Annuities come in two flavors – fixed and variable: Fixed annuities offer a return that are tied to interest rates or a particular index, meaning these are “fixed” investments your money will always be tied to. Variable annuities are invested in a series of investments — including mutual funds — that allow the investor to change their investment allocations. If you are willing to pay heftier fees, you may be able to receive a guarantee that your variable annuity will not dip below the value of the initial principal.
Tax-deferred growth, but payments are taxed as ordinary income: Just like a 401(k) or IRA, the contributions and earnings within an annuity grow tax-deferred until the funds start coming out. But also like a 401(k) or IRA, you pay a 10 percent penalty for early withdrawals if you are younger than age 59 ½. Yet there’s a tradeoff for a lifetime guaranteed payment, and that’s the taxman. All withdrawals are treated as ordinary income and don’t qualify for more favorable long-term capital gains treatment.
Money for life, but check the company thoroughly: The number one selling point of any annuity is that the issuer – typically an insurance company that writes up an annuity contract – guarantees that you will receive money for as long as you live. Of course, you need to make sure the insurance company behind the annuity contract is financially healthy. Check its Comdex ranking, which is an average percentile ranking of credit ratings provided for life and health insurance companies by firms such as Moody’s Investors Service, A.M. Best Company and Standard & Poor’s Corporation.
Fees and commissions can be steep: Always ask how much commission an agent makes (and planners can be agents if they are properly licensed (not D3 Financial Counselors)) when they sell you an annuity. And be sure to compare commissions and ongoing fees on any annuity products you consider. Also keep in mind that some annuities can charge a surrender fee if you withdraw your money before age 59 ½, in addition to the 10 percent penalty.
Compare promised returns: We’re still in a low interest-rate environment. Understand how any annuity you’re considering will react in various interest rate scenarios. Be wary of promises that seem too good.

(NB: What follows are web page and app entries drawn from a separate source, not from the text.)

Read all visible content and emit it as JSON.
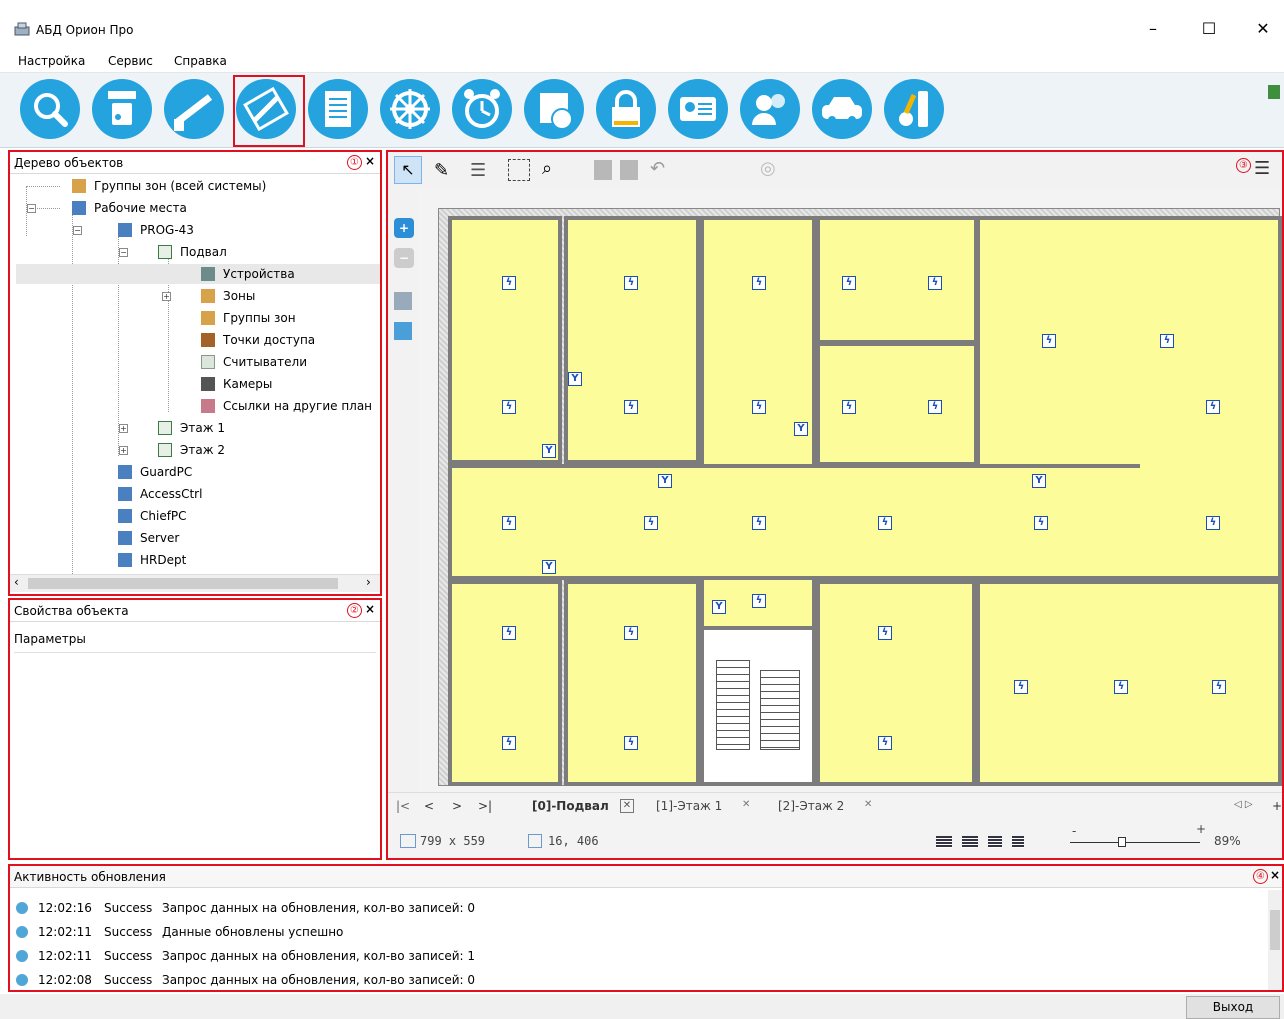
{
  "window": {
    "title": "АБД Орион Про",
    "minimize": "–",
    "maximize": "☐",
    "close": "✕"
  },
  "menu": [
    "Настройка",
    "Сервис",
    "Справка"
  ],
  "toolbar": {
    "buttons": [
      "search-icon",
      "devices-icon",
      "barrier-icon",
      "plan-editor-icon",
      "list-icon",
      "wheel-icon",
      "alarm-clock-icon",
      "schedule-icon",
      "lock-icon",
      "id-card-icon",
      "users-icon",
      "car-icon",
      "key-icon"
    ],
    "selected_index": 3
  },
  "tree_panel": {
    "title": "Дерево объектов",
    "badge": "①",
    "close": "×",
    "items": [
      "Группы зон (всей системы)",
      "Рабочие места",
      "PROG-43",
      "Подвал",
      "Устройства",
      "Зоны",
      "Группы зон",
      "Точки доступа",
      "Считыватели",
      "Камеры",
      "Ссылки на другие план",
      "Этаж 1",
      "Этаж 2",
      "GuardPC",
      "AccessCtrl",
      "ChiefPC",
      "Server",
      "HRDept"
    ],
    "selected": "Устройства"
  },
  "props_panel": {
    "title": "Свойства объекта",
    "badge": "②",
    "close": "×",
    "section": "Параметры"
  },
  "plan_panel": {
    "badge": "③",
    "tabs": [
      "[0]-Подвал",
      "[1]-Этаж 1",
      "[2]-Этаж 2"
    ],
    "active_tab": "[0]-Подвал",
    "tab_close": "✕",
    "nav": [
      "|<",
      "<",
      ">",
      ">|"
    ],
    "size": "799 x 559",
    "coords": "16, 406",
    "zoom": "89%",
    "zoom_fraction": 0.4,
    "zoom_minus": "-",
    "zoom_plus": "+",
    "scroll_arrows": "◁ ▷",
    "add_tab": "+"
  },
  "log_panel": {
    "title": "Активность обновления",
    "badge": "④",
    "close": "×",
    "rows": [
      {
        "time": "12:02:16",
        "status": "Success",
        "msg": "Запрос данных на обновления, кол-во записей: 0"
      },
      {
        "time": "12:02:11",
        "status": "Success",
        "msg": "Данные обновлены успешно"
      },
      {
        "time": "12:02:11",
        "status": "Success",
        "msg": "Запрос данных на обновления, кол-во записей: 1"
      },
      {
        "time": "12:02:08",
        "status": "Success",
        "msg": "Запрос данных на обновления, кол-во записей: 0"
      }
    ]
  },
  "footer": {
    "exit_label": "Выход"
  },
  "colors": {
    "accent": "#24a3df",
    "highlight": "#e0101f",
    "room": "#fdfc9a",
    "device": "#1b4fb5"
  }
}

Understand and Compare the Cost/Benefit of Contract Riders: Annuity riders come in many flavors. Some have guaranteed withdrawal benefits, guaranteed accumulation benefits, some have guaranteed income benefits. All of these riders come with costs. As always, know what you are paying for to determine if the benefit is worth the cost.
Check out consequences of transferring an annuity: Find out what the tax and economic ramifications might be for transferring an annuity to spouses or other family members when you die. This effort should be part of an overall review of your personal finances and the creation of an estate plan.
Stay diversified: Keep in mind that putting everything you have into an annuity is not good financial planning. Discuss how you should allocate all your assets as you head into your retirement years.
May 2010 — This column is produced by the Financial Planning Association, the membership organization for the financial planning community, and is provided by D3 Financial Counselors,, a local member of FPA.